- [WHAT TO PRODUCE]
Search the records for lines that contain the word "email". Copy them all.

────────────────

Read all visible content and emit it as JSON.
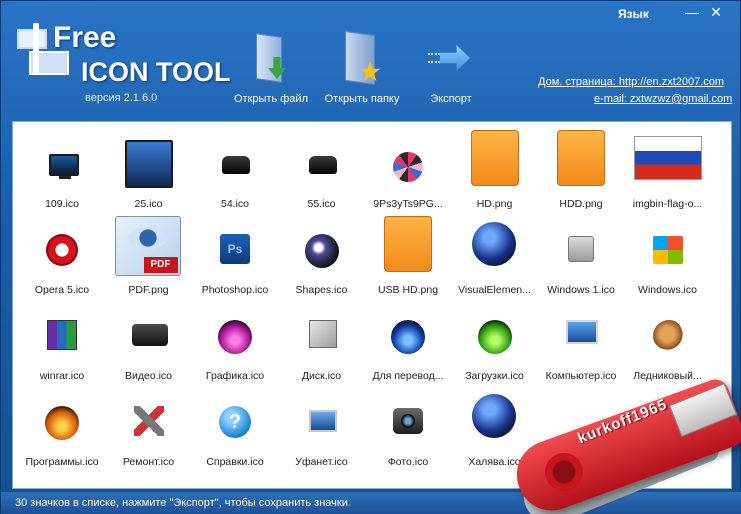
{
  "app": {
    "logo_line1": "Free",
    "logo_line2": "ICON TOOL",
    "version": "версия 2.1.6.0",
    "language_menu": "Язык",
    "minimize": "—",
    "close": "✕"
  },
  "toolbar": {
    "open_file": "Открыть файл",
    "open_folder": "Открыть папку",
    "export": "Экспорт"
  },
  "links": {
    "homepage": "Дом. страница: http://en.zxt2007.com",
    "email": "e-mail: zxtwzwz@gmail.com"
  },
  "icons": [
    {
      "label": "109.ico",
      "kind": "tv"
    },
    {
      "label": "25.ico",
      "kind": "tv2"
    },
    {
      "label": "54.ico",
      "kind": "car"
    },
    {
      "label": "55.ico",
      "kind": "car"
    },
    {
      "label": "9Ps3yTs9PG...",
      "kind": "collage"
    },
    {
      "label": "HD.png",
      "kind": "hdd-orange"
    },
    {
      "label": "HDD.png",
      "kind": "hdd-orange"
    },
    {
      "label": "imgbin-flag-o...",
      "kind": "flag"
    },
    {
      "label": "Opera 5.ico",
      "kind": "opera"
    },
    {
      "label": "PDF.png",
      "kind": "pdf"
    },
    {
      "label": "Photoshop.ico",
      "kind": "ps"
    },
    {
      "label": "Shapes.ico",
      "kind": "orb-shapes"
    },
    {
      "label": "USB HD.png",
      "kind": "hdd-orange"
    },
    {
      "label": "VisualElemen...",
      "kind": "globe"
    },
    {
      "label": "Windows 1.ico",
      "kind": "gray-hdd"
    },
    {
      "label": "Windows.ico",
      "kind": "winlogo"
    },
    {
      "label": "winrar.ico",
      "kind": "winrar"
    },
    {
      "label": "Видео.ico",
      "kind": "camera"
    },
    {
      "label": "Графика.ico",
      "kind": "orb-pink"
    },
    {
      "label": "Диск.ico",
      "kind": "disk"
    },
    {
      "label": "Для перевод...",
      "kind": "orb-deepblue"
    },
    {
      "label": "Загрузки.ico",
      "kind": "orb-green"
    },
    {
      "label": "Компьютер.ico",
      "kind": "monitor"
    },
    {
      "label": "Ледниковый...",
      "kind": "squirrel"
    },
    {
      "label": "Программы.ico",
      "kind": "orb-orange"
    },
    {
      "label": "Ремонт.ico",
      "kind": "tools"
    },
    {
      "label": "Справки.ico",
      "kind": "help"
    },
    {
      "label": "Уфанет.ico",
      "kind": "netpc"
    },
    {
      "label": "Фото.ico",
      "kind": "photo"
    },
    {
      "label": "Халява.ico",
      "kind": "globe"
    }
  ],
  "status": "30 значков в списке, нажмите \"Экспорт\", чтобы сохранить значки.",
  "overlay": {
    "usb_text": "kurkoff1965"
  },
  "colors": {
    "titlebar": "#1b5ea9",
    "panel_bg": "#ffffff",
    "usb_red": "#d11a22"
  }
}
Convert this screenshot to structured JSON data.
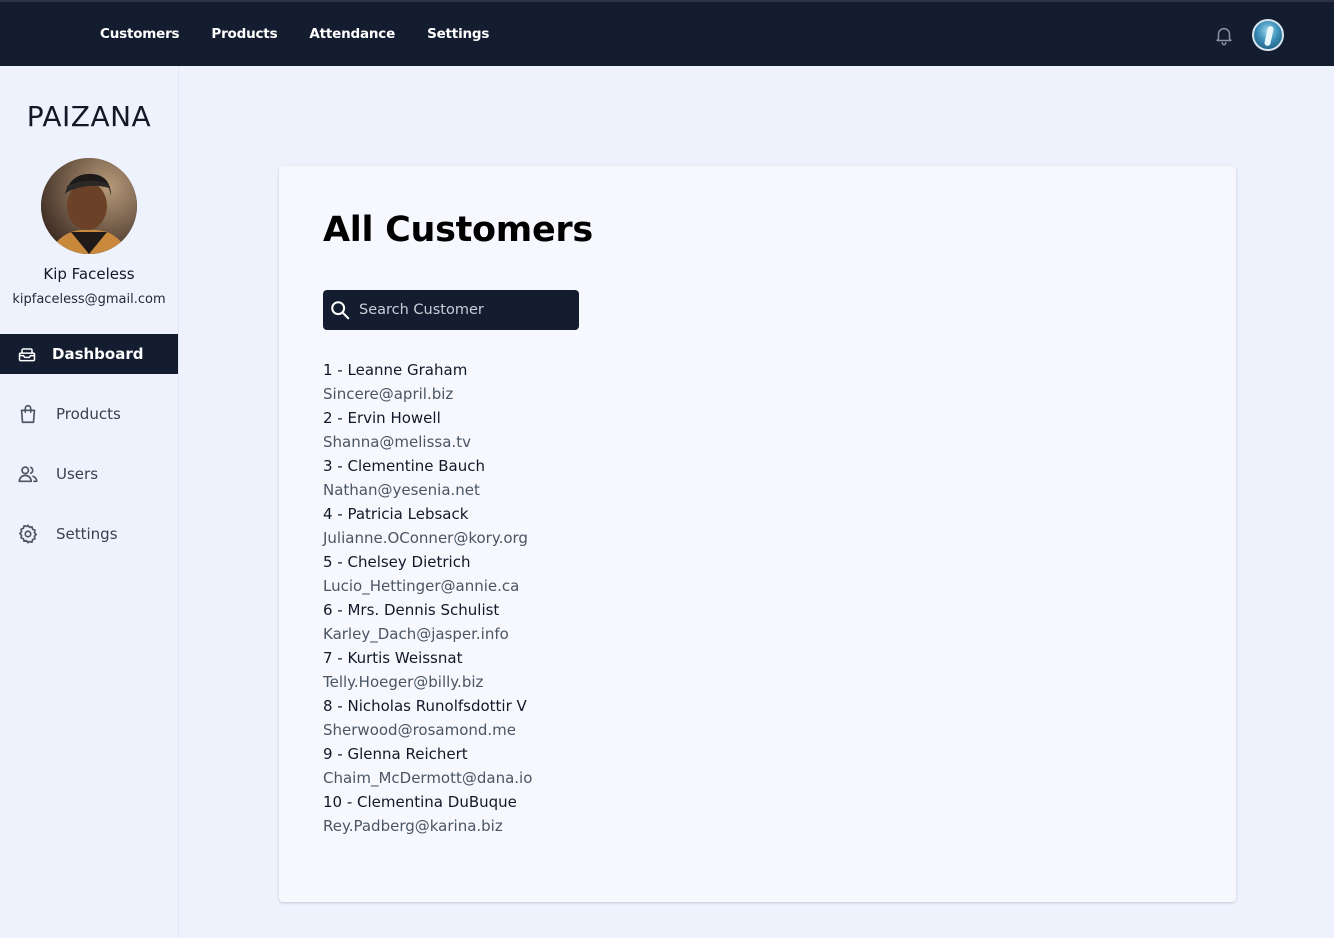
{
  "topbar": {
    "nav": [
      "Customers",
      "Products",
      "Attendance",
      "Settings"
    ],
    "icons": [
      "bell-icon",
      "user-avatar"
    ]
  },
  "sidebar": {
    "brand": "PAIZANA",
    "profile": {
      "name": "Kip Faceless",
      "email": "kipfaceless@gmail.com"
    },
    "items": [
      {
        "label": "Dashboard",
        "icon": "inbox-icon",
        "active": true
      },
      {
        "label": "Products",
        "icon": "shopping-bag-icon",
        "active": false
      },
      {
        "label": "Users",
        "icon": "users-icon",
        "active": false
      },
      {
        "label": "Settings",
        "icon": "gear-icon",
        "active": false
      }
    ]
  },
  "main": {
    "title": "All Customers",
    "search": {
      "placeholder": "Search Customer",
      "value": ""
    },
    "customers": [
      {
        "name": "1 - Leanne Graham",
        "email": "Sincere@april.biz"
      },
      {
        "name": "2 - Ervin Howell",
        "email": "Shanna@melissa.tv"
      },
      {
        "name": "3 - Clementine Bauch",
        "email": "Nathan@yesenia.net"
      },
      {
        "name": "4 - Patricia Lebsack",
        "email": "Julianne.OConner@kory.org"
      },
      {
        "name": "5 - Chelsey Dietrich",
        "email": "Lucio_Hettinger@annie.ca"
      },
      {
        "name": "6 - Mrs. Dennis Schulist",
        "email": "Karley_Dach@jasper.info"
      },
      {
        "name": "7 - Kurtis Weissnat",
        "email": "Telly.Hoeger@billy.biz"
      },
      {
        "name": "8 - Nicholas Runolfsdottir V",
        "email": "Sherwood@rosamond.me"
      },
      {
        "name": "9 - Glenna Reichert",
        "email": "Chaim_McDermott@dana.io"
      },
      {
        "name": "10 - Clementina DuBuque",
        "email": "Rey.Padberg@karina.biz"
      }
    ]
  },
  "colors": {
    "nav_bg": "#141c2f",
    "page_bg": "#eef2fd",
    "card_bg": "#f6f8fe"
  }
}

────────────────

- [RESULT OF THIS EXERCISE]
    "email": "e-mail: zxtwzwz@gmail.com"
      "email": "kipfaceless@gmail.com"
        "email": "Sincere@april.biz"
        "email": "Shanna@melissa.tv"
        "email": "Nathan@yesenia.net"
        "email": "Julianne.OConner@kory.org"
        "email": "Lucio_Hettinger@annie.ca"
        "email": "Karley_Dach@jasper.info"
        "email": "Telly.Hoeger@billy.biz"
        "email": "Sherwood@rosamond.me"
        "email": "Chaim_McDermott@dana.io"
        "email": "Rey.Padberg@karina.biz"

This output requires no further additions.